» **Records for this exercise**:
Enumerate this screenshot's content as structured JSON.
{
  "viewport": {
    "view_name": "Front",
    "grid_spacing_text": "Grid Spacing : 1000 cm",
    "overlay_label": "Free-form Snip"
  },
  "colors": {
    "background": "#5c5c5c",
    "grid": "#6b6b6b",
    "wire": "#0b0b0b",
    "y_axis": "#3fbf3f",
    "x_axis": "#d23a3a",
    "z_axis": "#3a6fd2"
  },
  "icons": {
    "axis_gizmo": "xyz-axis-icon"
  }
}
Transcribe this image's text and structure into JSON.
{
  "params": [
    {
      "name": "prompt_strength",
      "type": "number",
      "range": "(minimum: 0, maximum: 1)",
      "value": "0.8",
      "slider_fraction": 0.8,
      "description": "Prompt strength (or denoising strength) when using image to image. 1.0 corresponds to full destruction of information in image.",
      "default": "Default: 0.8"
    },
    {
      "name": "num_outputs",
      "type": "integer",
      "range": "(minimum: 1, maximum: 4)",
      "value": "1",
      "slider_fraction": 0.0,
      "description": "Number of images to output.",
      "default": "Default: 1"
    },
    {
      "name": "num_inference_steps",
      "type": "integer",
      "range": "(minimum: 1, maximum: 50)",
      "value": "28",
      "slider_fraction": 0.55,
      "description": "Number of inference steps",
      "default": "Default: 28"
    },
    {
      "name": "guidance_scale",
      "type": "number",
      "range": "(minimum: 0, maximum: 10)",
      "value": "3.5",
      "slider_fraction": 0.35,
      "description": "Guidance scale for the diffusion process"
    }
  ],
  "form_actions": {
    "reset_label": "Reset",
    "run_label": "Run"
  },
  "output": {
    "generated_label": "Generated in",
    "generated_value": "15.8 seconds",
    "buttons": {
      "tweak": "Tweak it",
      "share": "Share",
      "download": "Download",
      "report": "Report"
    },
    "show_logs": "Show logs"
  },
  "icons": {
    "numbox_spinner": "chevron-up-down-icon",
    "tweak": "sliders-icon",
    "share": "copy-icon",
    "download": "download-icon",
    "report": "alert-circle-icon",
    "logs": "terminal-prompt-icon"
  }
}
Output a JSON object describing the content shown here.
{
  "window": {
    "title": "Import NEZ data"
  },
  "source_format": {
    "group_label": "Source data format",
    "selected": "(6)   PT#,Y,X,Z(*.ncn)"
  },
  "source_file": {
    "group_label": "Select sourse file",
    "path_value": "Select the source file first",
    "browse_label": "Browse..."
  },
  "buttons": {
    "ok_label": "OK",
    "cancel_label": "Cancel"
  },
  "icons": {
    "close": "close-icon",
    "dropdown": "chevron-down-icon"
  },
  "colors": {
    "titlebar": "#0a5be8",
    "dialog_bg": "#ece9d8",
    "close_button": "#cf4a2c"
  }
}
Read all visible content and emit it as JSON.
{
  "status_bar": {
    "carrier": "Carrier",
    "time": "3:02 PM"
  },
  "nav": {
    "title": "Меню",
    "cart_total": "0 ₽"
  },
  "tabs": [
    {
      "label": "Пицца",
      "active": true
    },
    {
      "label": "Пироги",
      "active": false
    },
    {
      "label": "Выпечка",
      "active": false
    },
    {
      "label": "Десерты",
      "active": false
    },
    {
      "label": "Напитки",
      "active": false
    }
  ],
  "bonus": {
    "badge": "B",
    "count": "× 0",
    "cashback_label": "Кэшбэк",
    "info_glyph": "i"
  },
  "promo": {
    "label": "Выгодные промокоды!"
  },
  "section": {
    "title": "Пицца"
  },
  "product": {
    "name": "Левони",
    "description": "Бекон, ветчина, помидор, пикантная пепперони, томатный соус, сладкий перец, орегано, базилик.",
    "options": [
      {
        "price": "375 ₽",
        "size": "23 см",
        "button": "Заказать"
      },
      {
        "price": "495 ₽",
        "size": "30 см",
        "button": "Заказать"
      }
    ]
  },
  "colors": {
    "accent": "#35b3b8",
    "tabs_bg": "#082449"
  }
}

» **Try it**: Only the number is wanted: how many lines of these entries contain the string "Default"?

» **Solution to this problem**: 3